But before you did that, you would need to carefully review the list and determine which properties would be of interest. You would need to search title to determine whether any other liens were recorded on title. Knowing the full picture of the liens on title was key to knowing what the likely minimum sale price would be at the auction. If the price didn’t meet the reserve price and didn’t sell, then the lender would become the owner as a result of the auction.
If you looked around you could tell who were the professional bidders and who were the amateurs. The pros all knew each other. The rookies were looking around, taking it all in. They were unsure where to stand, unsure of how it all worked.
There was a police officer from Toronto. There was a mother and daughter who arrived with one specific property in mind.
Each time a property sold, the winning bidder confirmed their information with the auctioneer and handed over a cashiers check for $10,000. They would have 24 hours to bring the balance of the purchase in the form of a cashiers check. The auctioneer would read out the lot number from the list of auctioned properties and then read out the address and the starting bid. Within a minute the property would have a new owner or it would revert to the foreclosing lender if there were no bids.
Many of the properties sold for $25,000 to $35,000.
The professional bidders wanting to protect their value in the process would bid against rookie buyers to force the price up before backing down.

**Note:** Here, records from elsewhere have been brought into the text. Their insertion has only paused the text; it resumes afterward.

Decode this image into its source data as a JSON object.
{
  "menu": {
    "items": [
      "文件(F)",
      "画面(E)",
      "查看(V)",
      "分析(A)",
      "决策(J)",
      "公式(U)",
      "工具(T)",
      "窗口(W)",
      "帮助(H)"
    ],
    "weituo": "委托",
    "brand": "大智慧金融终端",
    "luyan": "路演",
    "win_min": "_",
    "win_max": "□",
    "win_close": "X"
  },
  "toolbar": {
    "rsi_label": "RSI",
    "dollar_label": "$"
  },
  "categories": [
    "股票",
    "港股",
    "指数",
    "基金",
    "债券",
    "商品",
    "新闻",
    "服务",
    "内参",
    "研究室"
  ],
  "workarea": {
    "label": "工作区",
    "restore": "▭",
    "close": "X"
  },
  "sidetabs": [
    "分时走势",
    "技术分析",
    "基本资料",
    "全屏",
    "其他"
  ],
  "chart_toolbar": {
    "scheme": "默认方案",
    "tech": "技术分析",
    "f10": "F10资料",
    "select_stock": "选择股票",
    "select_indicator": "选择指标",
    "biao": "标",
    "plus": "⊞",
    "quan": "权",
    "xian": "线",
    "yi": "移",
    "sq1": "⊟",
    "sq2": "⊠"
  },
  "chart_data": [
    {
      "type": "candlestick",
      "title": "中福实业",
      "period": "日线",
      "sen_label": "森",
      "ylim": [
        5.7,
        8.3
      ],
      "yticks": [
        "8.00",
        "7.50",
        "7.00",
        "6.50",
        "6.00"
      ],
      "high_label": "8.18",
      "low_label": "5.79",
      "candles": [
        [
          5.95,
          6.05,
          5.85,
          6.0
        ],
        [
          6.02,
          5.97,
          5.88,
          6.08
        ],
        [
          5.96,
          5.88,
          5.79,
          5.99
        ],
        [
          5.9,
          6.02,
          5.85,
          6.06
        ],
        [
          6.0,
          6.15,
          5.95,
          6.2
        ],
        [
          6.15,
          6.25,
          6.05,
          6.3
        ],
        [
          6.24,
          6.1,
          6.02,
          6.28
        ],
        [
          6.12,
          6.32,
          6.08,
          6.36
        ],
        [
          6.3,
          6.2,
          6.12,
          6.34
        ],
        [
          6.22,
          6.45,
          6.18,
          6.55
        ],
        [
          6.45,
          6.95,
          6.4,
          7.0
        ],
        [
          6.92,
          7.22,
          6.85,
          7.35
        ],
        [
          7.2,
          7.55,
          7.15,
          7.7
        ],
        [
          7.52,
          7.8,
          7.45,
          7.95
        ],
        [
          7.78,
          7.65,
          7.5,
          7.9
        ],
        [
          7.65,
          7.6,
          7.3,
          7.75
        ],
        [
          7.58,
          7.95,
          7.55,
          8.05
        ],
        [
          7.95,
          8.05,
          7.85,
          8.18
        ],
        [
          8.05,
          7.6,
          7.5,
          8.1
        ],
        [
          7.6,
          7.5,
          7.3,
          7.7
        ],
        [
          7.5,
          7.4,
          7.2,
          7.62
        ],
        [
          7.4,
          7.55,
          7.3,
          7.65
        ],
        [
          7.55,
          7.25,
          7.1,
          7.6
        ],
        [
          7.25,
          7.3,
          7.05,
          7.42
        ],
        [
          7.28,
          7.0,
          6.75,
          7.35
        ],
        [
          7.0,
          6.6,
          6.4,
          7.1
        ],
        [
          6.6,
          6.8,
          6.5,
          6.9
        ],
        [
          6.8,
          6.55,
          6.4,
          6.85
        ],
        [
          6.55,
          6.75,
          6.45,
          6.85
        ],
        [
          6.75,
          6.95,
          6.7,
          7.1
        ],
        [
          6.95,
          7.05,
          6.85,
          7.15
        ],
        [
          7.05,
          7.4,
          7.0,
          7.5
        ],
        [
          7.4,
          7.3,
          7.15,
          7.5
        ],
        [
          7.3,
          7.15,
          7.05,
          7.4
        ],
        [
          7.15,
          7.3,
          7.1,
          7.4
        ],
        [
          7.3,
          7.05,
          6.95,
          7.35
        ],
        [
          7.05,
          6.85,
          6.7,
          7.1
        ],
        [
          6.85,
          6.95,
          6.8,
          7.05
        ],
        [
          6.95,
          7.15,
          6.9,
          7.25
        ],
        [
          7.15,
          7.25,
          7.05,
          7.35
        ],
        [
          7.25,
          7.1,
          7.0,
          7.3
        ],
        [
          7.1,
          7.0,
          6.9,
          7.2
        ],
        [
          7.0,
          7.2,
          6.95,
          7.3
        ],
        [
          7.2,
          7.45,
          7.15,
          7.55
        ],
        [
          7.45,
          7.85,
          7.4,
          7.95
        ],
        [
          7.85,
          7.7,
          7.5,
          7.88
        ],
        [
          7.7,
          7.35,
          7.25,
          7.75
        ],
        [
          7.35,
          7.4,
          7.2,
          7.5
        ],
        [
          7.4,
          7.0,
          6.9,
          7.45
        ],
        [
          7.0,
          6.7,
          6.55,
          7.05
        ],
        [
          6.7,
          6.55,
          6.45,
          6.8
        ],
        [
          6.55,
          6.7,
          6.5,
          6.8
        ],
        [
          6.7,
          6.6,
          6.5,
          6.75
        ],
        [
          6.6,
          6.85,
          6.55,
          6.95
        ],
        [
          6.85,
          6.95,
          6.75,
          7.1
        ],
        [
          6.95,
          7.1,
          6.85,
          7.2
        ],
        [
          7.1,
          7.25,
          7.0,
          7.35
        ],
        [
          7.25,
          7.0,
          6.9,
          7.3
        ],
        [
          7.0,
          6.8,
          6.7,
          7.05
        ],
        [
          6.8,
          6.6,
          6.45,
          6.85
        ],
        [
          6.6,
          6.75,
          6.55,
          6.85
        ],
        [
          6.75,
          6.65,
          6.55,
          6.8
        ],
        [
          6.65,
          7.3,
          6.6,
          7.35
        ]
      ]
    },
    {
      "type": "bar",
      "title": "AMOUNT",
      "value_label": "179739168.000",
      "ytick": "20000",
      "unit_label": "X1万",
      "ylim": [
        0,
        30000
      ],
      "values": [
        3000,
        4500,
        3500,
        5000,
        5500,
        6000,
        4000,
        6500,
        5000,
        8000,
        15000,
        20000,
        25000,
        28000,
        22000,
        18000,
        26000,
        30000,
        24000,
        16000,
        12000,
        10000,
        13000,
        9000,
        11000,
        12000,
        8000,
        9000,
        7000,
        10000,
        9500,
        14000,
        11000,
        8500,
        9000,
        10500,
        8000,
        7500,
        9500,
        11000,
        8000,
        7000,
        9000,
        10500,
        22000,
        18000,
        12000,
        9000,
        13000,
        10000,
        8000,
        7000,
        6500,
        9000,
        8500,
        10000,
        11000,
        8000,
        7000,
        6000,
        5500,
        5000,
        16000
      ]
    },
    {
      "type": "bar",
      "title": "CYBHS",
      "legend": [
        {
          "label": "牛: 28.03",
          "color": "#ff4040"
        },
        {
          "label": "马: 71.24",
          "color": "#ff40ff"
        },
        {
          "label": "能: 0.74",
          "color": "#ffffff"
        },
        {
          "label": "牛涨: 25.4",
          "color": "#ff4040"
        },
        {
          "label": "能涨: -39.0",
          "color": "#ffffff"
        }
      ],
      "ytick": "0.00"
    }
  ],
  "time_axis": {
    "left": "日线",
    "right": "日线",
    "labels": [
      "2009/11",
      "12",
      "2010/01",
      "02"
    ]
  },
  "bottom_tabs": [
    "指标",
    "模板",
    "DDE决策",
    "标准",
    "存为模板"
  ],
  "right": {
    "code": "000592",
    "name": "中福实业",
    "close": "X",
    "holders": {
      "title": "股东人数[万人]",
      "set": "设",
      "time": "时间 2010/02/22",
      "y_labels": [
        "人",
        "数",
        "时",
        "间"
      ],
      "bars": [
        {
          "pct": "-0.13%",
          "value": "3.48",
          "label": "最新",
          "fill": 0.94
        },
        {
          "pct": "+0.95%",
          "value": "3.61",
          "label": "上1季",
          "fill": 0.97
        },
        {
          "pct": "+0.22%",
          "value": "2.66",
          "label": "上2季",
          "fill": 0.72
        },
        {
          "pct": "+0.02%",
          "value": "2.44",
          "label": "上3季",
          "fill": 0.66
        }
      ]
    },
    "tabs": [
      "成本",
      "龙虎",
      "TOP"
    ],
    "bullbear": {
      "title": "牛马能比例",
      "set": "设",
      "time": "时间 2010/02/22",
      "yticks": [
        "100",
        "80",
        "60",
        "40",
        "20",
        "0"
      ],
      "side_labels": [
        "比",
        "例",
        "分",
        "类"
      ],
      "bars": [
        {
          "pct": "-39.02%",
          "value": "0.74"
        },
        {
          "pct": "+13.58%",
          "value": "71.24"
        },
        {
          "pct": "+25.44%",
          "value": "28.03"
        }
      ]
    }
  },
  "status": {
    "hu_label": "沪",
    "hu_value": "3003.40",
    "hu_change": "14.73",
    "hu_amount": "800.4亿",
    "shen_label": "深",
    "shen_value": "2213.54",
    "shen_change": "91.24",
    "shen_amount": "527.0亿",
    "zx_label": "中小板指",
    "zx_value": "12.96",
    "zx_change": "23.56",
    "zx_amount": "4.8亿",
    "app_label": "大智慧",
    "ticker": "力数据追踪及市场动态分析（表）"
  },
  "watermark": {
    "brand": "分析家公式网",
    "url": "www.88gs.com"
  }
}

They forced the purchase price up to $50,000 when the mother and daughter
Many of those in attendance were shocked that the mother and daughter were forced to pay too much. On that day about 1/3 of the properties went back to the bank with no bid. Another quarter that were originally on the published list did not get auctioned. It was an average day on the courthouse steps in the noon sun. That year, 36,000 homes went into foreclosure.
Mother and daughter overpaid by about $20,000 that day. But today, their home would probably sell for between $400,000-$450,000. With the benefit of hindsight, we can see that there were no bad deals that day.
Back then we were looking upon the auctions as the new normal.
Here we are in 2021, in the tail end of the largest pandemic induced economic disruption in recent economic history. Homes are selling above asking price in multiple offers. The current market conditions have no end in sight. This is the new normal. Back in 2019 the market appeared hot. Here we are nearly two years later and the market seems hotter than ever.
As I reflect upon the auctions of 2007, those were not normal market conditions. The frenzied market conditions of 2021 are not normal either.